Mr. Conger to Mr. Hay.

No. 431.]

Sir: I have the honor to confirm my telegram of the 26th instant, and to say that on yesterday the several foreign ministers met to formally begin the discussion of terms of a settlement to be presented to the Chinese plenipotentiaries. Each had been instructed that all the powers had agreed substantially or in principle with the French propositions; and as the question of punishments was the first of these, it was the first taken up. After much discussion it was unanimously decided that the punishment of death should be demanded for 11 officials, whom, it is agreed by all foreign ministers and Chinese Government, are chiefly responsible for the crimes committed, to wit, Princes Tuan, Chuang and I (Pu Ching), Tsai Lien and Ysai Ying, Duke Lan, Tung Fu-hsiang, Yü Hsien, K’ang I, Chao Shu-chiao, Ying Men. The manner of their death was much discussed, but it is believed that whatever we demanded, most of them would either voluntarily or by Imperial order commit suicide, so we simply say “death.” I have to-day received a note from Li Hung-chang, which I inclose, informing me that Kang I had died and that Governor Yü Hsien had taken his own life by swallowing gold leaf.

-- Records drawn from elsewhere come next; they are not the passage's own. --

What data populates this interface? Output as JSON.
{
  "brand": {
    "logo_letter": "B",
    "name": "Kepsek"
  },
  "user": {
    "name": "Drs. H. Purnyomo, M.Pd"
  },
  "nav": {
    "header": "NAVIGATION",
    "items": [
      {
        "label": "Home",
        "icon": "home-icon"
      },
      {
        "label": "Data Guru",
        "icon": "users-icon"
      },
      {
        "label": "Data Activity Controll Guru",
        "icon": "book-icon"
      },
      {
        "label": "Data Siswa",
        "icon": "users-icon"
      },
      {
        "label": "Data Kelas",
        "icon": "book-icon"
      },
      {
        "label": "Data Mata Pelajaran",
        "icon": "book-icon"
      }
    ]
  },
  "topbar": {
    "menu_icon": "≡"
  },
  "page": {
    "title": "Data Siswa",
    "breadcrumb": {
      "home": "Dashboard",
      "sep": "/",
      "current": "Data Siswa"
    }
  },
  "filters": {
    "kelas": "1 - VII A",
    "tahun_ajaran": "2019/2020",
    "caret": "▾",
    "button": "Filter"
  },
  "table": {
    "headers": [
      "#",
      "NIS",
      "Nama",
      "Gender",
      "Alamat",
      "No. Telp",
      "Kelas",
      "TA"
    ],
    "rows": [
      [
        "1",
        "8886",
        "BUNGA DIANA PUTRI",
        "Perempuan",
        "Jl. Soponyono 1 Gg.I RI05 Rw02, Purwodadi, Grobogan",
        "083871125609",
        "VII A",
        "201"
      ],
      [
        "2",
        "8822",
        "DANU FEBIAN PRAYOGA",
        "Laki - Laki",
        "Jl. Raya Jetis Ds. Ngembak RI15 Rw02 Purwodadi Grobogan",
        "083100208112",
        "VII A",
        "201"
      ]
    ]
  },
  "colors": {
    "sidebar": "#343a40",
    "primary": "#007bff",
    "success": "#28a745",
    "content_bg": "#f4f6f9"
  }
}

The details that come to us of the horrible murder and mutilation of our missionaries in the interior are so frightfully shocking that less severe punishment can not be asked, and I believe the Chinese Government are so impressed by the terrible results of their efforts to get rid of the foreigners that they will readily accede to our demand unless the court is held in the power of those who are to be thus punished; [Page 44] but whether or no, they should be made to do it and to furnish ample and satisfactory proof of its accomplishment. Provision must also be made for adequate punishment for all provincial and local officials who may be proved to be in any way responsible for or accessory to the crimes.

I inclose copy of my correspondence with Prince Ching and Li Hung-chang regarding the rumored probability of removal of the Yangtze viceroys.

I have, etc.,

E. H. Conger.
[Inclosure 1.]

Mr. Conger to Prince Ching and Li Hung-chang.

Your Highness and Your Excellency: Reports are reaching me from several sources that reactionary and disturbing officials are being appointed in the Yangtze provinces; that the power of the viceroys is being thus undermined, and the removal of the viceroys Liu Kun-i and Chang Chih-tung is contemplated. I can not believe this, for such appointments or removals would be acts most unfriendly toward the foreign powers who are now trying to negotiate a settlement of the troubles which China has unfortunately brought upon herself.

And yet the matter is so important that I am constrained to file a formal and energetic protest against such action, and respectfully request your highness and your excellency to communicate it to the Emperor by telegraph.

I avail, etc.,

E. H. Conger.
[Inclosure 2.]

Prince Ching and Li Hung-chang to Mr. Conger.

Your Excellency: We have just received your excellency’s communication, in which you state that reports have been reaching you that reactionary and disturbing officials are being appointed in the Yangtze provinces; that the power of the viceroys is being undermined, and the removal of the viceroys of the Liang Hu provinces and of Nanking is contemplated, but that you can not believe this, etc.

In reply we have the honor to say that it is very evident from your excellency’s communication that you are sincerely friendly in your intercourse with us, for which we feel exceedingly grateful.

We would observe, however, that in regard to the two viceroys—Liang Hu provinces and Nanking—a decree was recently issued appointing these officers to consult with us in arranging terms of peace, and they are granted the position of minister plenipotentiary. The court certainly relies on the position of these officers, and they certainly have not been removed from their respective posts. Even supposing that the idea [of their removal] emanated from persons who are opposed to them, still the fact of their being high officials of the Government would certainly prevent them from venturing to defeat or overthrow them before the very presence of the Throne. We may inform your excellency that we have never heard of the reports to which you allude, and even your excellency knows that they are certainly not really true.

In sending this communication in reply to your excellency’s, which we beg you will duly take note of, we ask you not to listen to false reports, etc.

[Enclosure 3.—Private note.]

Li Hung-chang to Mr. Conger.

Your Excellency: I beg to inform your excellency that I have just received a telegram from the governor of Shensi, Ts’en, stating that Kang I died on the 18th instant, and that Yu Hsien died by taking poison (lit: swallowing gold). This information is perfectly true. Further, that Prince Tuan is not allowed to accompany the Emperor.

Card of Li Hung-chang, with compliments.